Meanwhile, Dipoto explained that his club's interest in the trade was acquiring young, controllable starters. Hector Santiago, said Dipoto, had shown he can succeed at the major league level. As for Tyler Skaggs, who came via Arizona, Dipoto explained that his youth and high upside trumped his underwhelming results in limited MLB action. "The next step is imminent for him," said Dipoto. While Dipoto said that both hurlers are expected to have every opportunity to slot into the Angels rotation, he indicated that there could be further additions.
Turning to the White Sox' end of the deal, Hahn said that he expects Eaton to be a solid presence atop the lineup for years to come. Calling Eaton a "dirtbag baseball player" who had stood near the top of the club's "target list" for some time, Hahn said his expectation is that the 25-year-old will man center for Chicago.
With Eaton displacing Alejandro De Aza up the middle, Hahn acknowledged that De Aza or fellow corner outfielder Dayan Viciedo could be dealt.
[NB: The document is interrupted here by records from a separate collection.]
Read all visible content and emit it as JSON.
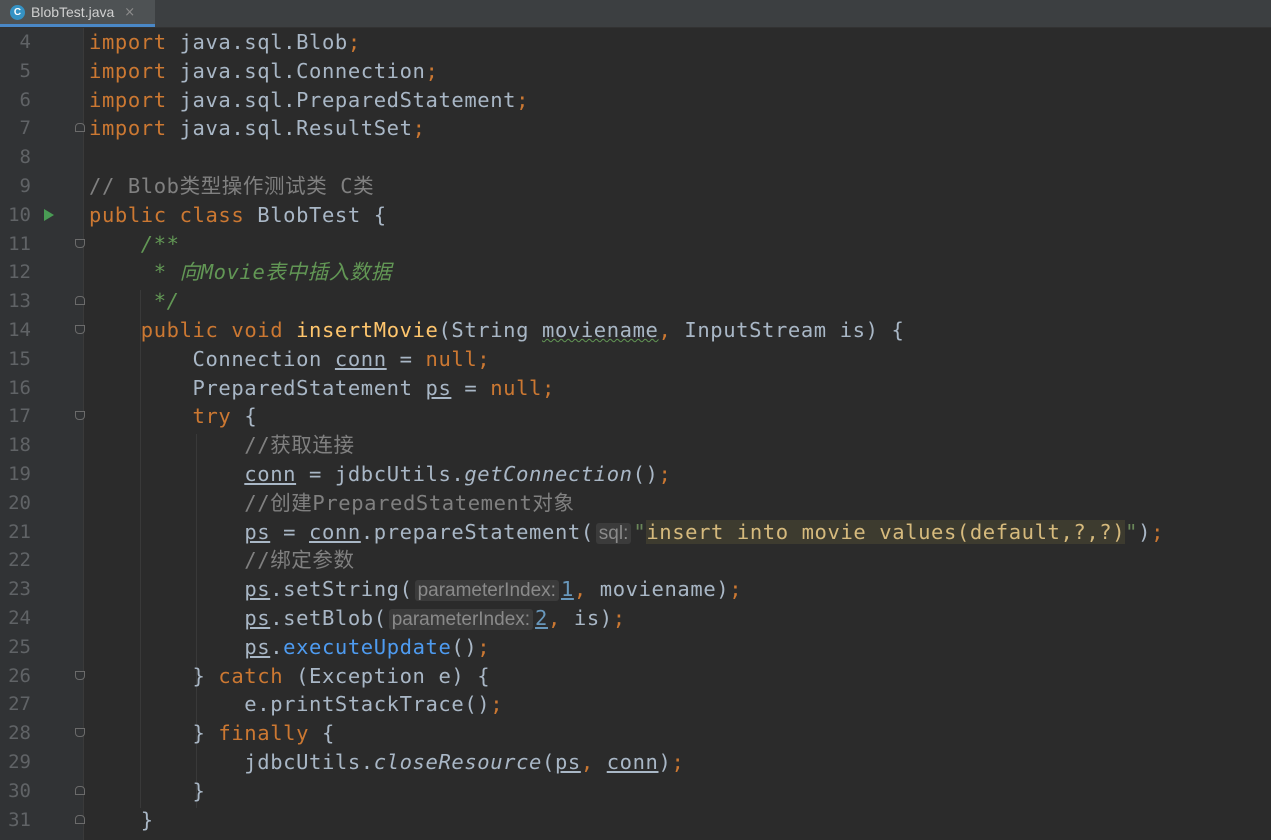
{
  "tab": {
    "title": "BlobTest.java",
    "icon_letter": "C",
    "close_glyph": "×"
  },
  "colors": {
    "background": "#2b2b2b",
    "keyword": "#cc7832",
    "comment": "#808080",
    "doc_comment": "#629755",
    "string": "#6a8759",
    "number": "#6897bb",
    "default": "#a9b7c6"
  },
  "lines": [
    {
      "n": "4",
      "parts": [
        {
          "t": "import",
          "c": "kw"
        },
        {
          "t": " java.sql.Blob"
        },
        {
          "t": ";",
          "c": "kw"
        }
      ]
    },
    {
      "n": "5",
      "parts": [
        {
          "t": "import",
          "c": "kw"
        },
        {
          "t": " java.sql.Connection"
        },
        {
          "t": ";",
          "c": "kw"
        }
      ]
    },
    {
      "n": "6",
      "parts": [
        {
          "t": "import",
          "c": "kw"
        },
        {
          "t": " java.sql.PreparedStatement"
        },
        {
          "t": ";",
          "c": "kw"
        }
      ]
    },
    {
      "n": "7",
      "fold": "close",
      "parts": [
        {
          "t": "import",
          "c": "kw"
        },
        {
          "t": " java.sql.ResultSet"
        },
        {
          "t": ";",
          "c": "kw"
        }
      ]
    },
    {
      "n": "8",
      "parts": []
    },
    {
      "n": "9",
      "parts": [
        {
          "t": "// Blob类型操作测试类 C类",
          "c": "cm"
        }
      ]
    },
    {
      "n": "10",
      "run": true,
      "parts": [
        {
          "t": "public class ",
          "c": "kw"
        },
        {
          "t": "BlobTest {"
        }
      ]
    },
    {
      "n": "11",
      "fold": "open",
      "parts": [
        {
          "t": "    "
        },
        {
          "t": "/**",
          "c": "doc"
        }
      ]
    },
    {
      "n": "12",
      "parts": [
        {
          "t": "     * 向Movie表中插入数据",
          "c": "doc"
        }
      ]
    },
    {
      "n": "13",
      "fold": "close",
      "parts": [
        {
          "t": "     */",
          "c": "doc"
        }
      ]
    },
    {
      "n": "14",
      "fold": "open",
      "parts": [
        {
          "t": "    "
        },
        {
          "t": "public void ",
          "c": "kw"
        },
        {
          "t": "insertMovie",
          "c": "fn"
        },
        {
          "t": "(String "
        },
        {
          "t": "moviename",
          "c": "err"
        },
        {
          "t": ", ",
          "c": "kw"
        },
        {
          "t": "InputStream is) {"
        }
      ]
    },
    {
      "n": "15",
      "parts": [
        {
          "t": "        Connection "
        },
        {
          "t": "conn",
          "c": "var"
        },
        {
          "t": " = "
        },
        {
          "t": "null;",
          "c": "kw"
        }
      ]
    },
    {
      "n": "16",
      "parts": [
        {
          "t": "        PreparedStatement "
        },
        {
          "t": "ps",
          "c": "var"
        },
        {
          "t": " = "
        },
        {
          "t": "null;",
          "c": "kw"
        }
      ]
    },
    {
      "n": "17",
      "fold": "open",
      "parts": [
        {
          "t": "        "
        },
        {
          "t": "try ",
          "c": "kw"
        },
        {
          "t": "{"
        }
      ]
    },
    {
      "n": "18",
      "parts": [
        {
          "t": "            //获取连接",
          "c": "cm"
        }
      ]
    },
    {
      "n": "19",
      "parts": [
        {
          "t": "            "
        },
        {
          "t": "conn",
          "c": "var"
        },
        {
          "t": " = jdbcUtils."
        },
        {
          "t": "getConnection",
          "c": "italic"
        },
        {
          "t": "()"
        },
        {
          "t": ";",
          "c": "kw"
        }
      ]
    },
    {
      "n": "20",
      "parts": [
        {
          "t": "            //创建PreparedStatement对象",
          "c": "cm"
        }
      ]
    },
    {
      "n": "21",
      "parts": [
        {
          "t": "            "
        },
        {
          "t": "ps",
          "c": "var"
        },
        {
          "t": " = "
        },
        {
          "t": "conn",
          "c": "var"
        },
        {
          "t": ".prepareStatement("
        },
        {
          "t": "sql:",
          "c": "hint"
        },
        {
          "t": "\"",
          "c": "st"
        },
        {
          "t": "insert into movie values(default,?,?)",
          "c": "hlstr"
        },
        {
          "t": "\"",
          "c": "st"
        },
        {
          "t": ")"
        },
        {
          "t": ";",
          "c": "kw"
        }
      ]
    },
    {
      "n": "22",
      "parts": [
        {
          "t": "            //绑定参数",
          "c": "cm"
        }
      ]
    },
    {
      "n": "23",
      "parts": [
        {
          "t": "            "
        },
        {
          "t": "ps",
          "c": "var"
        },
        {
          "t": ".setString("
        },
        {
          "t": "parameterIndex:",
          "c": "hint"
        },
        {
          "t": "1",
          "c": "num"
        },
        {
          "t": ", ",
          "c": "kw"
        },
        {
          "t": "moviename)"
        },
        {
          "t": ";",
          "c": "kw"
        }
      ]
    },
    {
      "n": "24",
      "parts": [
        {
          "t": "            "
        },
        {
          "t": "ps",
          "c": "var"
        },
        {
          "t": ".setBlob("
        },
        {
          "t": "parameterIndex:",
          "c": "hint"
        },
        {
          "t": "2",
          "c": "num"
        },
        {
          "t": ", ",
          "c": "kw"
        },
        {
          "t": "is)"
        },
        {
          "t": ";",
          "c": "kw"
        }
      ]
    },
    {
      "n": "25",
      "parts": [
        {
          "t": "            "
        },
        {
          "t": "ps",
          "c": "var"
        },
        {
          "t": "."
        },
        {
          "t": "executeUpdate",
          "c": "call"
        },
        {
          "t": "()"
        },
        {
          "t": ";",
          "c": "kw"
        }
      ]
    },
    {
      "n": "26",
      "fold": "open",
      "parts": [
        {
          "t": "        } "
        },
        {
          "t": "catch ",
          "c": "kw"
        },
        {
          "t": "(Exception e) {"
        }
      ]
    },
    {
      "n": "27",
      "parts": [
        {
          "t": "            e.printStackTrace()"
        },
        {
          "t": ";",
          "c": "kw"
        }
      ]
    },
    {
      "n": "28",
      "fold": "open",
      "parts": [
        {
          "t": "        } "
        },
        {
          "t": "finally ",
          "c": "kw"
        },
        {
          "t": "{"
        }
      ]
    },
    {
      "n": "29",
      "parts": [
        {
          "t": "            jdbcUtils."
        },
        {
          "t": "closeResource",
          "c": "italic"
        },
        {
          "t": "("
        },
        {
          "t": "ps",
          "c": "var"
        },
        {
          "t": ", ",
          "c": "kw"
        },
        {
          "t": "conn",
          "c": "var"
        },
        {
          "t": ")"
        },
        {
          "t": ";",
          "c": "kw"
        }
      ]
    },
    {
      "n": "30",
      "fold": "close",
      "parts": [
        {
          "t": "        }"
        }
      ]
    },
    {
      "n": "31",
      "fold": "close",
      "parts": [
        {
          "t": "    }"
        }
      ]
    }
  ]
}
Saying he expects to continue to "receive calls on both of those players," Hahn did note that the two could form a platoon if demand is insufficient.
Here are a few quick notes from around the East divisions:
- The Orioles have not had discussions with Scott Boras about contract extensions for either Matt Wieters or Chris Davis, CSNBaltimore.com's Rich Dubroff tweets.
- The Orioles are interested in finding another starting pitcher, and they've shown interest in free agent Chad Gaudin, Bob Nightengale of USA Today reports (via Twitter).
- Yankees GM Brian Cashman understands Robinson Cano's decision to leave the Bombers for the Mariners, writes Andy McCullough of the Star-Ledger. "It just comes down to, if the numbers are right, he had 240 million reasons why he should go to Seattle," Cashman says. "And if I was him, I would have done the same thing."
- The Mets talked to Paul Maholm's agent, but they are not expected to sign the veteran lefty, Mike Puma of the New York Post tweets.
Zach Links contributed to this post.
The Mets have re-signed starting pitcher Jeremy Hefner, MLB.com's Anthony DiComo tweets. They non-tendered Hefner last week. Hefner will spend this year rehabbing from Tommy John surgery, which he underwent late in the season.
Hefner, 27, pitched well for the Mets in his second big league season, racking up 130 2/3 innings in 24 outings (23 starts) for the club. Before being shut down in August and undergoing surgery, the right-hander posted a 4.34 ERA to go along with 6.8 K/9 and 2.5 BB/9.
Even though Hefner is unlikely to return to the mound until the second half of the 2014 season, New York's decision to non-tender him came as a bit of a surprise, since he's not yet eligible for arbitration. However, as Adam Rubin of ESPN New York tweets, Hefner's new deal with the Mets will be a minor league pact, which will result in significant cost savings for the team as he rehabs.
Hefner is represented by BBI Sports Group.
Luke Adams contributed to this post.